Available records Block Start

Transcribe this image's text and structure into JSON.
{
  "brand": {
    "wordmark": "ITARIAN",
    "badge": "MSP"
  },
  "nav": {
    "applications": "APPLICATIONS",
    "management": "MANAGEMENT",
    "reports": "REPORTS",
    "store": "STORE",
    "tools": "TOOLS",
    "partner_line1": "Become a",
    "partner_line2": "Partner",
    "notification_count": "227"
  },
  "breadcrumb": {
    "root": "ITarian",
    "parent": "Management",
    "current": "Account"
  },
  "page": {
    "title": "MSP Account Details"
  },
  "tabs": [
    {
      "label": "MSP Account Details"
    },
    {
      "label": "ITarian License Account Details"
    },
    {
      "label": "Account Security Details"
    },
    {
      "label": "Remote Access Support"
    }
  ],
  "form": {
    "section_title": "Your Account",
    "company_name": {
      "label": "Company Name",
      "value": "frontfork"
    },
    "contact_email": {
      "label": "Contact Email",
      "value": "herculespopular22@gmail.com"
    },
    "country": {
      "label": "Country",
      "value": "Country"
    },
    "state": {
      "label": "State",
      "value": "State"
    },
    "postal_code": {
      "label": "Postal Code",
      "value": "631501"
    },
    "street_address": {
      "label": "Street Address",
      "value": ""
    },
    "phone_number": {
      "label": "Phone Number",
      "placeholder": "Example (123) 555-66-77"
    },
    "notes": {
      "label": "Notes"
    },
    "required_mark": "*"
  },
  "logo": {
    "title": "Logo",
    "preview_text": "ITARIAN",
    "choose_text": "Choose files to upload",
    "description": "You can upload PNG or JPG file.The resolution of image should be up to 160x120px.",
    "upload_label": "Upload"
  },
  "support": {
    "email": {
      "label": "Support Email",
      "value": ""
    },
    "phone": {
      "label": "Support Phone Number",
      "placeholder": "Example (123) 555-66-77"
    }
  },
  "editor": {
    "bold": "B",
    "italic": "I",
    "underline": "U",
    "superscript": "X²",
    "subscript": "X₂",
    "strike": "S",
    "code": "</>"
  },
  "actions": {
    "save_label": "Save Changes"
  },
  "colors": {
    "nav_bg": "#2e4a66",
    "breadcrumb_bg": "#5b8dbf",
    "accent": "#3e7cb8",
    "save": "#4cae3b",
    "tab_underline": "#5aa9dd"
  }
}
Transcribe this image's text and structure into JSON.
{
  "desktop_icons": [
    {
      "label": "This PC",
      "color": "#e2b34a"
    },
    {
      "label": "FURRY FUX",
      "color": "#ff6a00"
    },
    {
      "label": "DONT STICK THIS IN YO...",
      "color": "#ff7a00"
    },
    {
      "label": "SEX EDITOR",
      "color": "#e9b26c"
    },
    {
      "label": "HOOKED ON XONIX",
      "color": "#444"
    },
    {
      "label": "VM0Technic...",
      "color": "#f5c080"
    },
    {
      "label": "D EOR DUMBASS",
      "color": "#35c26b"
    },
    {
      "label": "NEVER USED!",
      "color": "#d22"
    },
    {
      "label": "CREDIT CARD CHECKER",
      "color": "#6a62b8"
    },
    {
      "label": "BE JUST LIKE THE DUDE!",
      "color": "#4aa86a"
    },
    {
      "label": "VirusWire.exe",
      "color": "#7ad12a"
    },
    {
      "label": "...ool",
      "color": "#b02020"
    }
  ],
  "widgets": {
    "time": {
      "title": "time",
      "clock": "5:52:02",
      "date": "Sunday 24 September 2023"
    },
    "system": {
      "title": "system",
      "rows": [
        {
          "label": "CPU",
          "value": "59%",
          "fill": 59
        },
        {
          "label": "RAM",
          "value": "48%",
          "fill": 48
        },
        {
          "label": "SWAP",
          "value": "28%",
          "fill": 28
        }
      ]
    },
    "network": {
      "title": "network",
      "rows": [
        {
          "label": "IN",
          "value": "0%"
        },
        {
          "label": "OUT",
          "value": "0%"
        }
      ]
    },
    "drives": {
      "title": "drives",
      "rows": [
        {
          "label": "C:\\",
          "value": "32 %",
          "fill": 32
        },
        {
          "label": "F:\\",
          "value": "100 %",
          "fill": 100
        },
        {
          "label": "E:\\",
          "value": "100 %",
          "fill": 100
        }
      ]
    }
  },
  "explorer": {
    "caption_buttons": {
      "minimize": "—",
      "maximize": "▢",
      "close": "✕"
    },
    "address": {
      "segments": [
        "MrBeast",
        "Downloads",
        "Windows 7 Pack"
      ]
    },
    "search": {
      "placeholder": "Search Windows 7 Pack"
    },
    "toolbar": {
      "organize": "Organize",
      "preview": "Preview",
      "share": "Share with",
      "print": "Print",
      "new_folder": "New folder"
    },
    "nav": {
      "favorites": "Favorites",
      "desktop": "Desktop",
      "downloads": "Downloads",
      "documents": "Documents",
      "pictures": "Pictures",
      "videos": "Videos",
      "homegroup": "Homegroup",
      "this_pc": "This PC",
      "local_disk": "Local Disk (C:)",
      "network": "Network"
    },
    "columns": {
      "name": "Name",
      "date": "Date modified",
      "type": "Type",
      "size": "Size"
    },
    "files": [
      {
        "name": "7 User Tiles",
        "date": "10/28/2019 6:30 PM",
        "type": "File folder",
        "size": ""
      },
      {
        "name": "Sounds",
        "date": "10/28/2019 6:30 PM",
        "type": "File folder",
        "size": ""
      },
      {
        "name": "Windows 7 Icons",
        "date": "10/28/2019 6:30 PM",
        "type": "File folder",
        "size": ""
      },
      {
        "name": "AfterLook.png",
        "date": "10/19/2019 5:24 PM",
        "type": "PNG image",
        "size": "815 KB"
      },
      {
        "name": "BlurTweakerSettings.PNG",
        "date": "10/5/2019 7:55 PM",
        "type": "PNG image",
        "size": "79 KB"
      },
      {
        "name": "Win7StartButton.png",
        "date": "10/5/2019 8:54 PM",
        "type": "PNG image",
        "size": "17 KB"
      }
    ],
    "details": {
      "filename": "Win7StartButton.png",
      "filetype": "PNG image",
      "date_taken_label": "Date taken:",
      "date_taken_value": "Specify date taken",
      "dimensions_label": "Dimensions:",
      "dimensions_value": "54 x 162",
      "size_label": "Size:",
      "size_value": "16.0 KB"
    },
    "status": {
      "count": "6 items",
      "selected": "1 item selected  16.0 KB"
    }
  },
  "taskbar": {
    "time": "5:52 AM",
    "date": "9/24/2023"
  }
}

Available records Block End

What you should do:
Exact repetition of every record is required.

Response to this exercise:
Transcribe this image's text and structure into JSON.
{
  "brand": {
    "wordmark": "ITARIAN",
    "badge": "MSP"
  },
  "nav": {
    "applications": "APPLICATIONS",
    "management": "MANAGEMENT",
    "reports": "REPORTS",
    "store": "STORE",
    "tools": "TOOLS",
    "partner_line1": "Become a",
    "partner_line2": "Partner",
    "notification_count": "227"
  },
  "breadcrumb": {
    "root": "ITarian",
    "parent": "Management",
    "current": "Account"
  },
  "page": {
    "title": "MSP Account Details"
  },
  "tabs": [
    {
      "label": "MSP Account Details"
    },
    {
      "label": "ITarian License Account Details"
    },
    {
      "label": "Account Security Details"
    },
    {
      "label": "Remote Access Support"
    }
  ],
  "form": {
    "section_title": "Your Account",
    "company_name": {
      "label": "Company Name",
      "value": "frontfork"
    },
    "contact_email": {
      "label": "Contact Email",
      "value": "herculespopular22@gmail.com"
    },
    "country": {
      "label": "Country",
      "value": "Country"
    },
    "state": {
      "label": "State",
      "value": "State"
    },
    "postal_code": {
      "label": "Postal Code",
      "value": "631501"
    },
    "street_address": {
      "label": "Street Address",
      "value": ""
    },
    "phone_number": {
      "label": "Phone Number",
      "placeholder": "Example (123) 555-66-77"
    },
    "notes": {
      "label": "Notes"
    },
    "required_mark": "*"
  },
  "logo": {
    "title": "Logo",
    "preview_text": "ITARIAN",
    "choose_text": "Choose files to upload",
    "description": "You can upload PNG or JPG file.The resolution of image should be up to 160x120px.",
    "upload_label": "Upload"
  },
  "support": {
    "email": {
      "label": "Support Email",
      "value": ""
    },
    "phone": {
      "label": "Support Phone Number",
      "placeholder": "Example (123) 555-66-77"
    }
  },
  "editor": {
    "bold": "B",
    "italic": "I",
    "underline": "U",
    "superscript": "X²",
    "subscript": "X₂",
    "strike": "S",
    "code": "</>"
  },
  "actions": {
    "save_label": "Save Changes"
  },
  "colors": {
    "nav_bg": "#2e4a66",
    "breadcrumb_bg": "#5b8dbf",
    "accent": "#3e7cb8",
    "save": "#4cae3b",
    "tab_underline": "#5aa9dd"
  }
}
Transcribe this image's text and structure into JSON.
{
  "desktop_icons": [
    {
      "label": "This PC",
      "color": "#e2b34a"
    },
    {
      "label": "FURRY FUX",
      "color": "#ff6a00"
    },
    {
      "label": "DONT STICK THIS IN YO...",
      "color": "#ff7a00"
    },
    {
      "label": "SEX EDITOR",
      "color": "#e9b26c"
    },
    {
      "label": "HOOKED ON XONIX",
      "color": "#444"
    },
    {
      "label": "VM0Technic...",
      "color": "#f5c080"
    },
    {
      "label": "D EOR DUMBASS",
      "color": "#35c26b"
    },
    {
      "label": "NEVER USED!",
      "color": "#d22"
    },
    {
      "label": "CREDIT CARD CHECKER",
      "color": "#6a62b8"
    },
    {
      "label": "BE JUST LIKE THE DUDE!",
      "color": "#4aa86a"
    },
    {
      "label": "VirusWire.exe",
      "color": "#7ad12a"
    },
    {
      "label": "...ool",
      "color": "#b02020"
    }
  ],
  "widgets": {
    "time": {
      "title": "time",
      "clock": "5:52:02",
      "date": "Sunday 24 September 2023"
    },
    "system": {
      "title": "system",
      "rows": [
        {
          "label": "CPU",
          "value": "59%",
          "fill": 59
        },
        {
          "label": "RAM",
          "value": "48%",
          "fill": 48
        },
        {
          "label": "SWAP",
          "value": "28%",
          "fill": 28
        }
      ]
    },
    "network": {
      "title": "network",
      "rows": [
        {
          "label": "IN",
          "value": "0%"
        },
        {
          "label": "OUT",
          "value": "0%"
        }
      ]
    },
    "drives": {
      "title": "drives",
      "rows": [
        {
          "label": "C:\\",
          "value": "32 %",
          "fill": 32
        },
        {
          "label": "F:\\",
          "value": "100 %",
          "fill": 100
        },
        {
          "label": "E:\\",
          "value": "100 %",
          "fill": 100
        }
      ]
    }
  },
  "explorer": {
    "caption_buttons": {
      "minimize": "—",
      "maximize": "▢",
      "close": "✕"
    },
    "address": {
      "segments": [
        "MrBeast",
        "Downloads",
        "Windows 7 Pack"
      ]
    },
    "search": {
      "placeholder": "Search Windows 7 Pack"
    },
    "toolbar": {
      "organize": "Organize",
      "preview": "Preview",
      "share": "Share with",
      "print": "Print",
      "new_folder": "New folder"
    },
    "nav": {
      "favorites": "Favorites",
      "desktop": "Desktop",
      "downloads": "Downloads",
      "documents": "Documents",
      "pictures": "Pictures",
      "videos": "Videos",
      "homegroup": "Homegroup",
      "this_pc": "This PC",
      "local_disk": "Local Disk (C:)",
      "network": "Network"
    },
    "columns": {
      "name": "Name",
      "date": "Date modified",
      "type": "Type",
      "size": "Size"
    },
    "files": [
      {
        "name": "7 User Tiles",
        "date": "10/28/2019 6:30 PM",
        "type": "File folder",
        "size": ""
      },
      {
        "name": "Sounds",
        "date": "10/28/2019 6:30 PM",
        "type": "File folder",
        "size": ""
      },
      {
        "name": "Windows 7 Icons",
        "date": "10/28/2019 6:30 PM",
        "type": "File folder",
        "size": ""
      },
      {
        "name": "AfterLook.png",
        "date": "10/19/2019 5:24 PM",
        "type": "PNG image",
        "size": "815 KB"
      },
      {
        "name": "BlurTweakerSettings.PNG",
        "date": "10/5/2019 7:55 PM",
        "type": "PNG image",
        "size": "79 KB"
      },
      {
        "name": "Win7StartButton.png",
        "date": "10/5/2019 8:54 PM",
        "type": "PNG image",
        "size": "17 KB"
      }
    ],
    "details": {
      "filename": "Win7StartButton.png",
      "filetype": "PNG image",
      "date_taken_label": "Date taken:",
      "date_taken_value": "Specify date taken",
      "dimensions_label": "Dimensions:",
      "dimensions_value": "54 x 162",
      "size_label": "Size:",
      "size_value": "16.0 KB"
    },
    "status": {
      "count": "6 items",
      "selected": "1 item selected  16.0 KB"
    }
  },
  "taskbar": {
    "time": "5:52 AM",
    "date": "9/24/2023"
  }
}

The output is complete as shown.